→ WHAT YOU ARE ASKED TO DO: Where the string "glyph" occurs in a line of the data below, that line should be copied.

....

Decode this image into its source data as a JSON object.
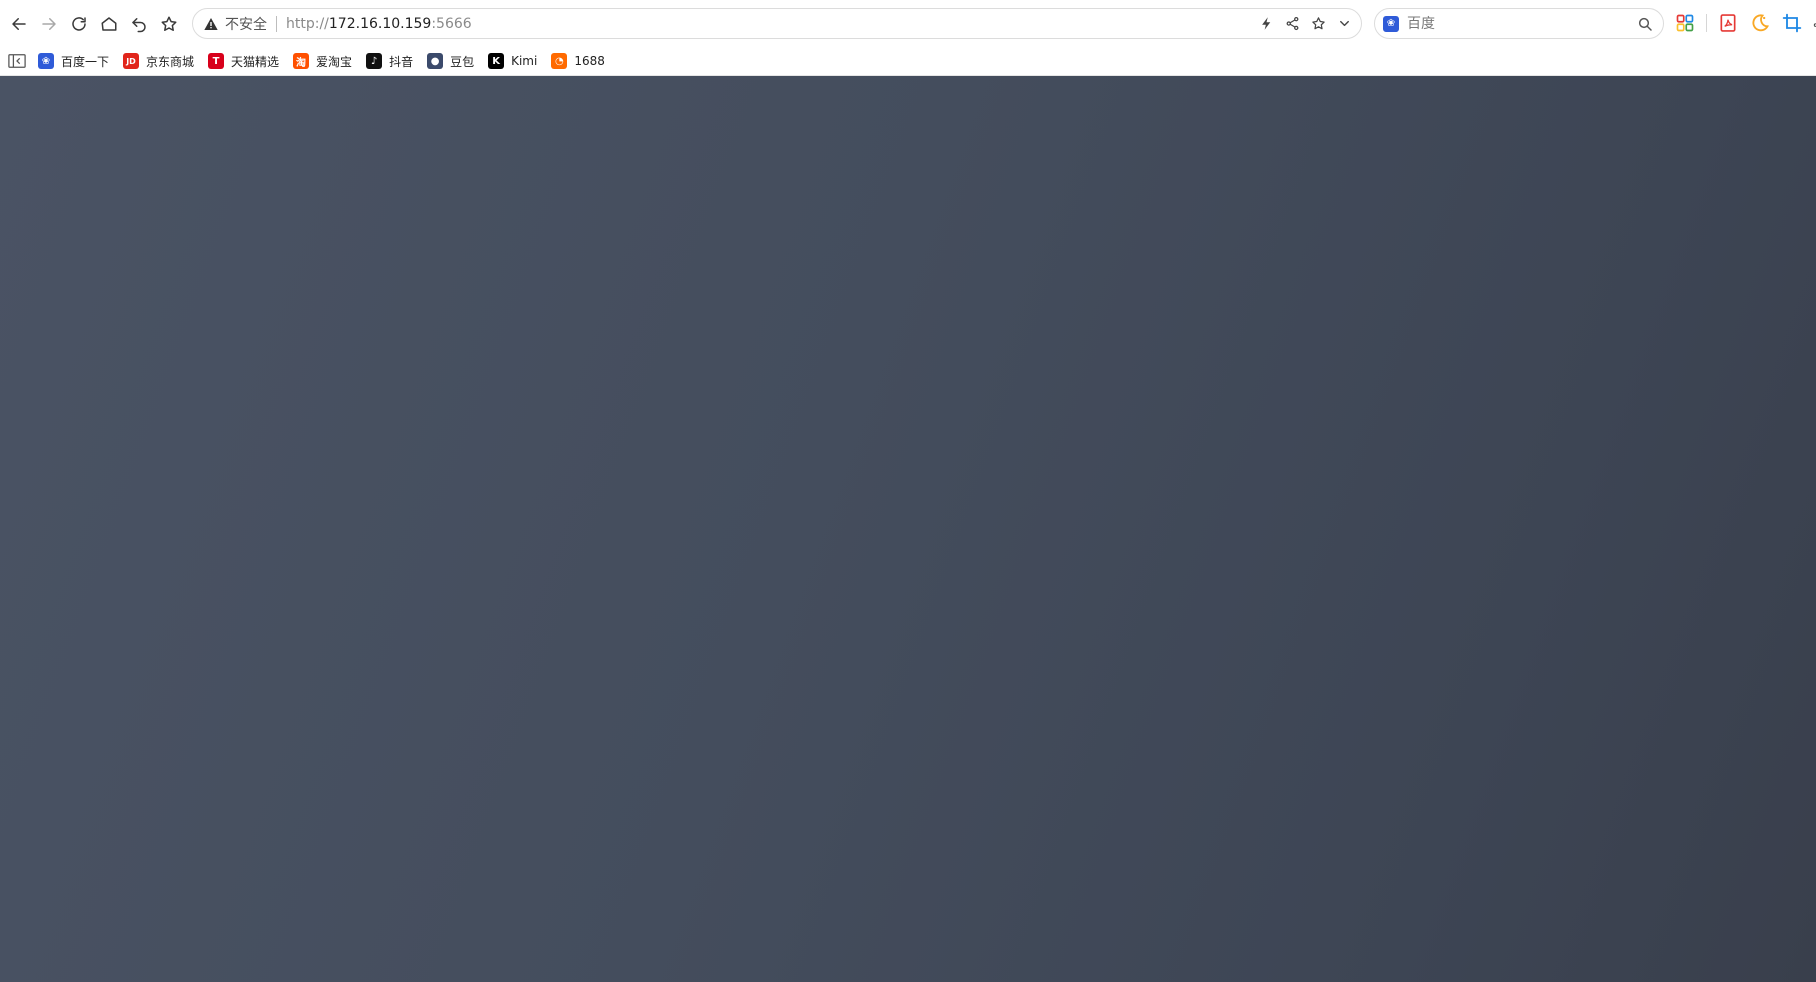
{
  "toolbar": {
    "security_label": "不安全",
    "url": {
      "scheme": "http://",
      "host": "172.16.10.159",
      "port": ":5666"
    }
  },
  "search": {
    "placeholder": "百度"
  },
  "bookmarks": [
    {
      "label": "百度一下",
      "icon": "baidu-icon",
      "color": "#2f5bd8",
      "glyph": "❀"
    },
    {
      "label": "京东商城",
      "icon": "jd-icon",
      "color": "#e1251b",
      "glyph": "JD"
    },
    {
      "label": "天猫精选",
      "icon": "tmall-icon",
      "color": "#d8001b",
      "glyph": "T"
    },
    {
      "label": "爱淘宝",
      "icon": "taobao-icon",
      "color": "#ff5000",
      "glyph": "淘"
    },
    {
      "label": "抖音",
      "icon": "douyin-icon",
      "color": "#111111",
      "glyph": "♪"
    },
    {
      "label": "豆包",
      "icon": "doubao-icon",
      "color": "#3b4a6b",
      "glyph": "●"
    },
    {
      "label": "Kimi",
      "icon": "kimi-icon",
      "color": "#000000",
      "glyph": "K"
    },
    {
      "label": "1688",
      "icon": "1688-icon",
      "color": "#ff6a00",
      "glyph": "◔"
    }
  ],
  "colors": {
    "content_background": "#444d5d",
    "accent_blue": "#1e88e5"
  }
}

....

→ EXERCISE RESULT:
      "glyph": "❀"
      "glyph": "JD"
      "glyph": "T"
      "glyph": "淘"
      "glyph": "♪"
      "glyph": "●"
      "glyph": "K"
      "glyph": "◔"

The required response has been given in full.